Slated to begin airing in November or December, "The Buzz" also will be shown through Cable in the Classroom in more than 80,000 schools. Iannarelli is hoping to obtain a video distributor by October so libraries and video stores can carry the show as well.

Although her idea seems like a natural winner with great popular potential, Iannarelli says the reality of creating and selling a new TV show idea, while ultimately worth it, proved much more difficult than she'd anticipated. Iannarelli shared her thoughts on this process with SBN Magazine.

SBN: How much time and money have you personally invested?

Dr. Cindy Iannarelli: My research started in 1981, and with every step, I was getting more encouraged. I personally have invested close to $1 million, essentially everything I've made since 1981. My husband thought I was crazy, but I felt this is my life mission. I may go down with the ship, but I'm going to do it.

I made my living as a family business consultant to wealthy families, and I'm very grateful to all those families who hired and encouraged me.

When and how did the TV show idea happen?

Family businesses are the most enterprising -- that's what I did my [doctoral] dissertation on. I documented a brother and sister and what they were doing at age 5 and 6, age 8 and 10 and so on.

I developed a summer camp, "Business Cents," to teach young kids. I think I have a method to teach any child, from the wealthiest to the most disadvantaged kids.

I was lecturing at the Wharton Business School and mentioned that I wanted a TV show to reach more kids quicker. One student said, 'My dad can help, our family's in the TV business.'

It took five years to get the contract with Starz/Encore. They were the first ones to make an offer, but I said, 'Let's get the show off the ground.' I wanted 18 months, and they gave us nine. I can't remember anything since February.

Between February and June, I had over 100 meetings about money, averaging six a week. We started actual production on June 15 during the Arts Festival. People were telling me, 'It can't be done,' but I didn't believe them. But for a few entrepreneurs and their donations, this wouldn't have happened.

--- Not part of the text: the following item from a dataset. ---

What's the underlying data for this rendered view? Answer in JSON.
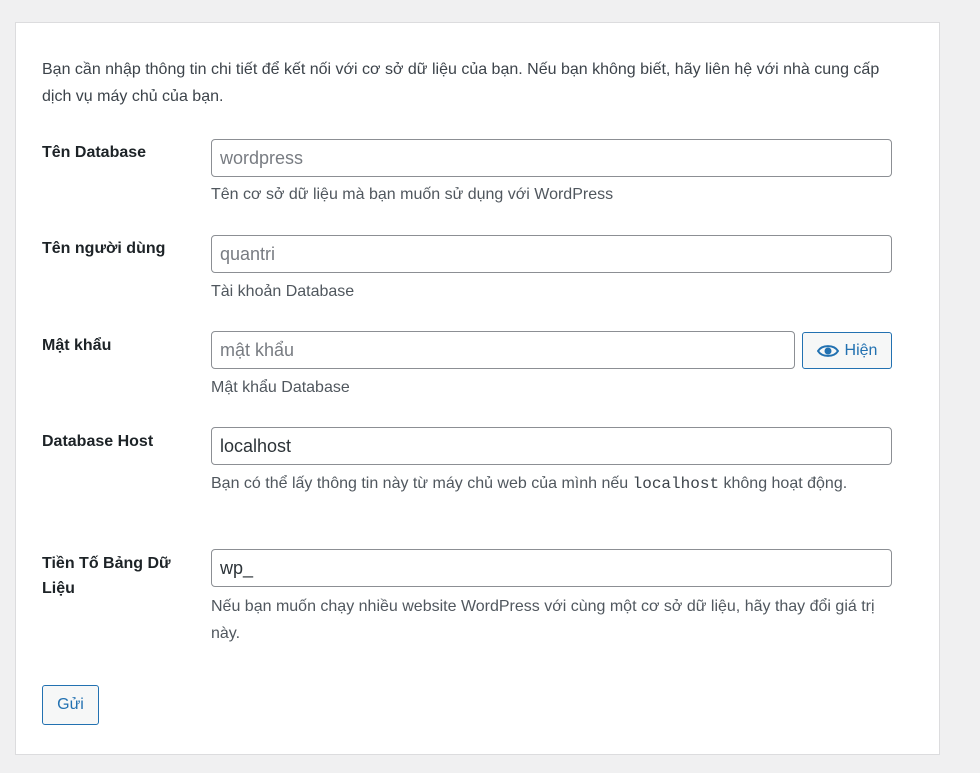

It takes an entrepreneurial mindset to take a risk.

Now, we're taking the show to the International Television Convention in Cannes to try to sell it to other countries.

Discuss one obstacle you encountered and how you overcame it.

The biggest hurdle was finding a producer. We went through two producers in May and June. I realized this wasn't doable in their minds. I had the idea to be intimately involved with every aspect.

It was a clash of cultures, the business culture clashing with the creative culture. The way business people do business vs. the way creative people do business is so different. I didn't expect a traditional business approach to be so disagreeable to creative people. I had 15 'I quit' e-mails.

The team we ended up with worked extremely well. We had 35 people at one time in the studio, and they had no rehearsals. It says a lot for both sides. We adapted.

What are your hopes and goals for the show?

My goal is to have a daily show that can make a huge difference in the next generation's skill level. With entrepreneur training [like this], they'll be more likely to open their own business, work more productively for someone else and feel better overall about themselves just knowing they can do it.

I'd like to see ["The Buzz"] be an evergreen program -- that shows being produced today could be shown 10 years from now. We'll try to get a national kid-friendly sponsor, but the market will decide if the show succeeds.

We believe from early reactions that the show is positioned to succeed. Barcelona wants to start business centers that go beyond the camps. The TV show is the door opener. Once it's established, we can do more.

I also hope we can help the regional image. One foundation said this couldn't be done in Pittsburgh. I look at 'no' as a delayed 'yes'. It's been about 10 years since we've done TV, and people have forgotten the power of TV.

Some say, 'Why use TV to teach kids business?' I say, 'Why wouldn't you?' How to reach: Dr. Cindy Iannarelli, www.drcindy.com

Amanda Lynch is a Pittsburgh-based free-lance writer.